The Panic Bird
just flew inside my chest. Some
by Robert Phillips
days it lights inside my brain,
but today it's in my bonehouse,
rattling ribs like a birdcage.
If I saw it coming, I'd fend it
off with machete or baseball bat.
Or grab its scrawny hackled neck,
wring it like a wet dishrag.
But it approaches from behind.
Too late I sense it at my back --
carrion, garbage, excrement.
Once inside me it preens, roosts,
vulture on a public utility pole.
Next it flaps, it cries, it glares,
it rages, it struts, it thrusts
its clacking beak into my liver,
my guts, my heart, rips off strips.
I fill with black blood, black bile.
This may last minutes or days.
Then it lifts sickle-shaped wings,
rises, is gone, leaving a residue --
foul breath, droppings, molted midnight

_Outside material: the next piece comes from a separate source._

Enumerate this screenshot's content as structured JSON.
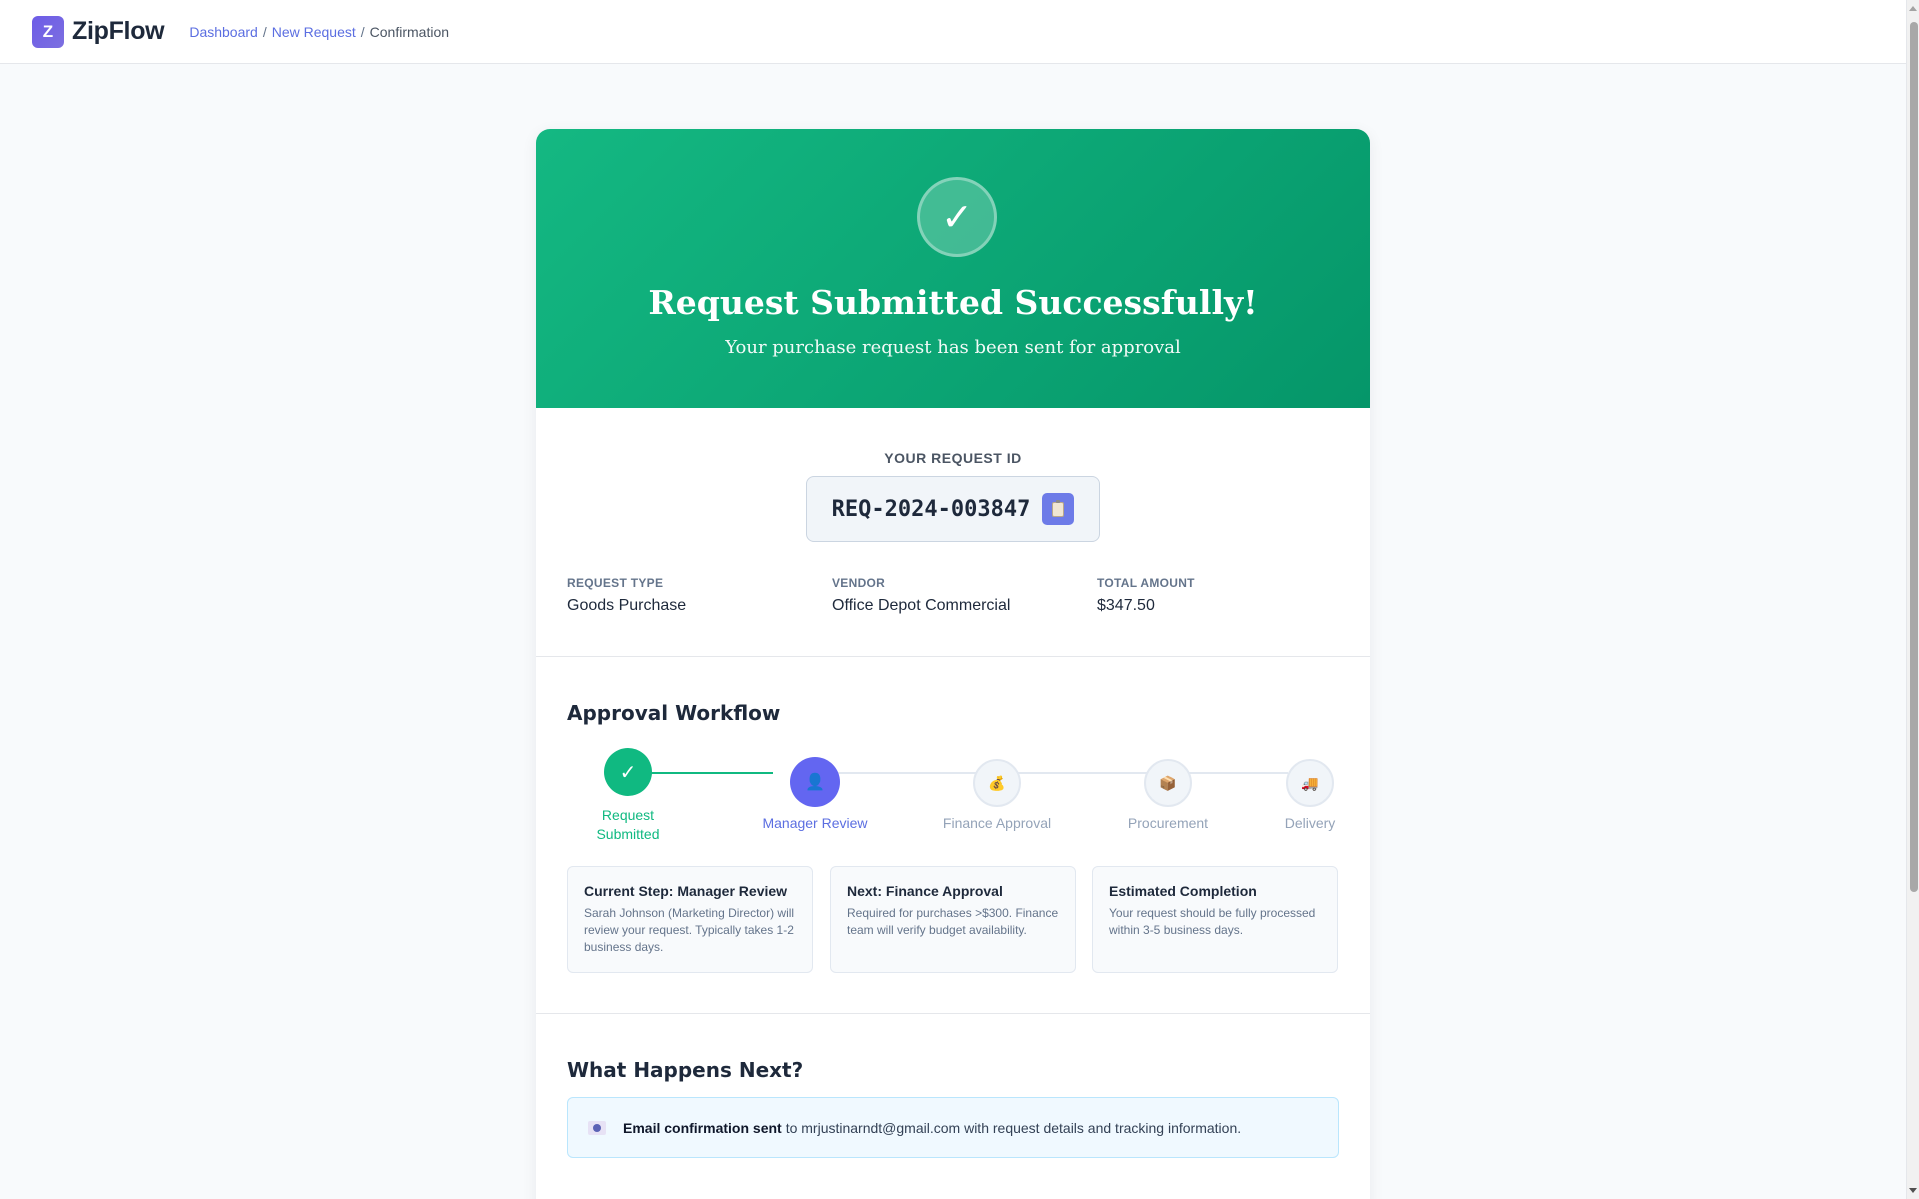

feathers. And life continues.
And then I'm prey to panic again.